◆ **Listed entries**
┌──

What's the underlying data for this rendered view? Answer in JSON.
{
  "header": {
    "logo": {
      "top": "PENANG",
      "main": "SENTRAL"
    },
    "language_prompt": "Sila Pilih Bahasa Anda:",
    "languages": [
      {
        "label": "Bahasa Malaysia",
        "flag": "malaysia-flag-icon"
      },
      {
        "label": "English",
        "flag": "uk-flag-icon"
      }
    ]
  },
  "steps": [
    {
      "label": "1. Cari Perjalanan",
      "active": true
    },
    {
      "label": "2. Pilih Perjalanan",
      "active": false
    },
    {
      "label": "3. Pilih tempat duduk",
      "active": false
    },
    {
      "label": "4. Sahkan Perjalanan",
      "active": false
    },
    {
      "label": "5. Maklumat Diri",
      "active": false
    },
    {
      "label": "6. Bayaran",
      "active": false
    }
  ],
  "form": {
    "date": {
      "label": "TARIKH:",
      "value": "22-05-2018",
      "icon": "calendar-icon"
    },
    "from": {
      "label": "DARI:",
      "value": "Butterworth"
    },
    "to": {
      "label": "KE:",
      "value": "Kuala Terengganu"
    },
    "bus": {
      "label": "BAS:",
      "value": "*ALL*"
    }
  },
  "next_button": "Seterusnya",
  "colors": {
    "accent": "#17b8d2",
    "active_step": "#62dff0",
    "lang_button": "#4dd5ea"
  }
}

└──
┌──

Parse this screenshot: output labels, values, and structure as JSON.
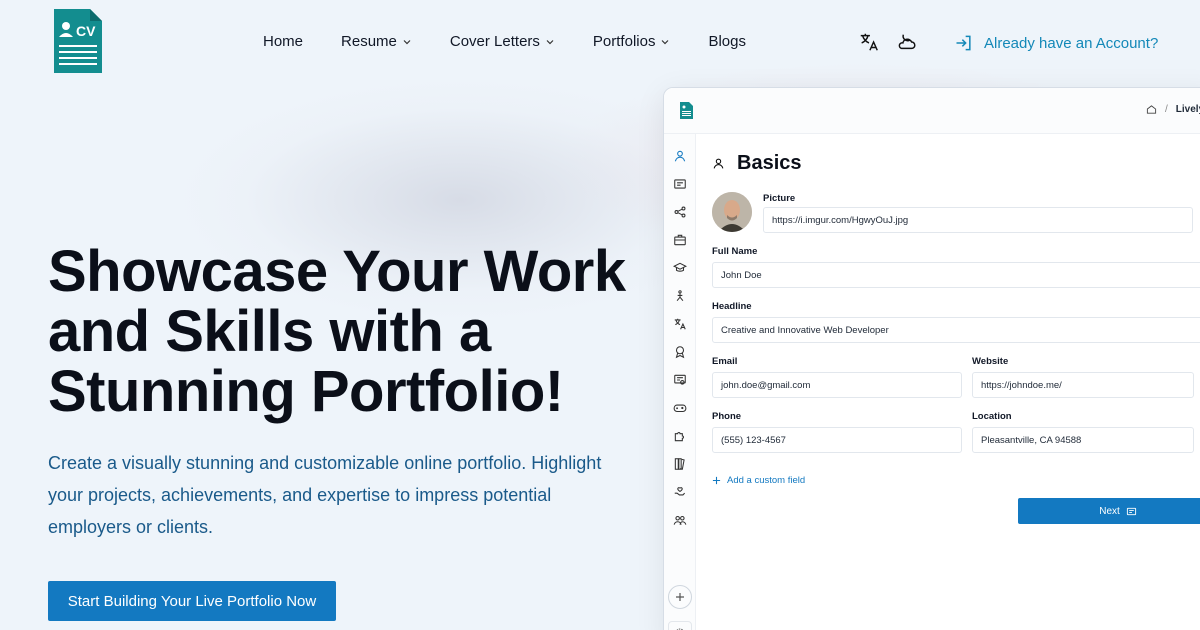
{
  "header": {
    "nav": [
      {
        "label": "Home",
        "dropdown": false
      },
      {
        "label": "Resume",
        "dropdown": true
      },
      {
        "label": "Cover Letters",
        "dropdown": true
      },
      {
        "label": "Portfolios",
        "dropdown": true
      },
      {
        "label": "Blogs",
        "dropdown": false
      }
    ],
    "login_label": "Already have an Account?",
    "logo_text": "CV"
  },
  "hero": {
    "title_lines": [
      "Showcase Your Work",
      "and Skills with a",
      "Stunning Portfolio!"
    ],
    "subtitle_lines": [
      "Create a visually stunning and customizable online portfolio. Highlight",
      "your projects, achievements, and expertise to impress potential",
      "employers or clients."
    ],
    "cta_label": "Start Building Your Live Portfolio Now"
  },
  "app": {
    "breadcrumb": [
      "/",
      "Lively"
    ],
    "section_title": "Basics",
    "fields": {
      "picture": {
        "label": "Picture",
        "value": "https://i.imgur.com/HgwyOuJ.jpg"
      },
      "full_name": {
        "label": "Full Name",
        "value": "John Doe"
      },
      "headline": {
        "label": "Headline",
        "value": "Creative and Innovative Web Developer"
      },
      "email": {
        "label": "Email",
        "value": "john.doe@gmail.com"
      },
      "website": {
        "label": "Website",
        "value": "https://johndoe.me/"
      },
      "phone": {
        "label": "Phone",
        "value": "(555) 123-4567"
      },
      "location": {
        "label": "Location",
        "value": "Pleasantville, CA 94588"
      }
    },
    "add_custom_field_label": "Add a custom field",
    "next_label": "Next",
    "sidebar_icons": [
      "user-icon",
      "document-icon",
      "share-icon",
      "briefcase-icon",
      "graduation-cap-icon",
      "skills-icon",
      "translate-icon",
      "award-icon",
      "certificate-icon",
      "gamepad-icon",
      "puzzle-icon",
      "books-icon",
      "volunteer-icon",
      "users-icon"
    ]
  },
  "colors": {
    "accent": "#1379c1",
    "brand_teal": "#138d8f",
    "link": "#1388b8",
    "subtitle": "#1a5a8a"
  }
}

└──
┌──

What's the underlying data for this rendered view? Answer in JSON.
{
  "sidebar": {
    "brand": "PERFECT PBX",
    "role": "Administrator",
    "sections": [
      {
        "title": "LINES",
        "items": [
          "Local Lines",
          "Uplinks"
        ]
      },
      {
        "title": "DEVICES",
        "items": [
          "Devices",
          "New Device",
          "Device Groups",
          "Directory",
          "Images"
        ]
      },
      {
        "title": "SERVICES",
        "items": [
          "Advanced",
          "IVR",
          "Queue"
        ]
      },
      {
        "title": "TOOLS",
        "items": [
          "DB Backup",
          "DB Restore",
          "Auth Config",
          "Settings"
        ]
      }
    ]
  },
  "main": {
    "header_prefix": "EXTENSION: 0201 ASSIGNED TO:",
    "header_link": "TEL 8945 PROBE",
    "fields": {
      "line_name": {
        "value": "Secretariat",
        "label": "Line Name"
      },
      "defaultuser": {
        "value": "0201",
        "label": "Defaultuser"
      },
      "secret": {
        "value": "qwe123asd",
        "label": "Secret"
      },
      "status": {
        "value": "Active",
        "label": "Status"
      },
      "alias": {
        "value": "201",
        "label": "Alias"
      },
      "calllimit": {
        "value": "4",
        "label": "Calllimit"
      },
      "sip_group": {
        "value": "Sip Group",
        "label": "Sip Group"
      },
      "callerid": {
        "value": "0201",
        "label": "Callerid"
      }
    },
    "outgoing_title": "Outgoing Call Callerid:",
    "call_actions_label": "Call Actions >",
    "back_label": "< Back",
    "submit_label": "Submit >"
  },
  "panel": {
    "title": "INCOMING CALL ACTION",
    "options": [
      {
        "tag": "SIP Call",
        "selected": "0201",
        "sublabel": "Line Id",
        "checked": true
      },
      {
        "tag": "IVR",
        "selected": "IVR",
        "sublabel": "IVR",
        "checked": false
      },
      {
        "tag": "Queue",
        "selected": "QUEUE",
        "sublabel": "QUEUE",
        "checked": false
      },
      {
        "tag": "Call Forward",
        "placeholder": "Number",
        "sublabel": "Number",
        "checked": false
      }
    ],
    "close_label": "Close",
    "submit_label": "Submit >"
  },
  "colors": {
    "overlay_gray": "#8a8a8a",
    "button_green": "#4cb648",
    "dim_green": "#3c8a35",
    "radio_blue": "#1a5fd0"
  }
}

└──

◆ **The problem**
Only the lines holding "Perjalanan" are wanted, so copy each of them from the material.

◆ **Written response**
      "label": "1. Cari Perjalanan",
      "label": "2. Pilih Perjalanan",
      "label": "4. Sahkan Perjalanan",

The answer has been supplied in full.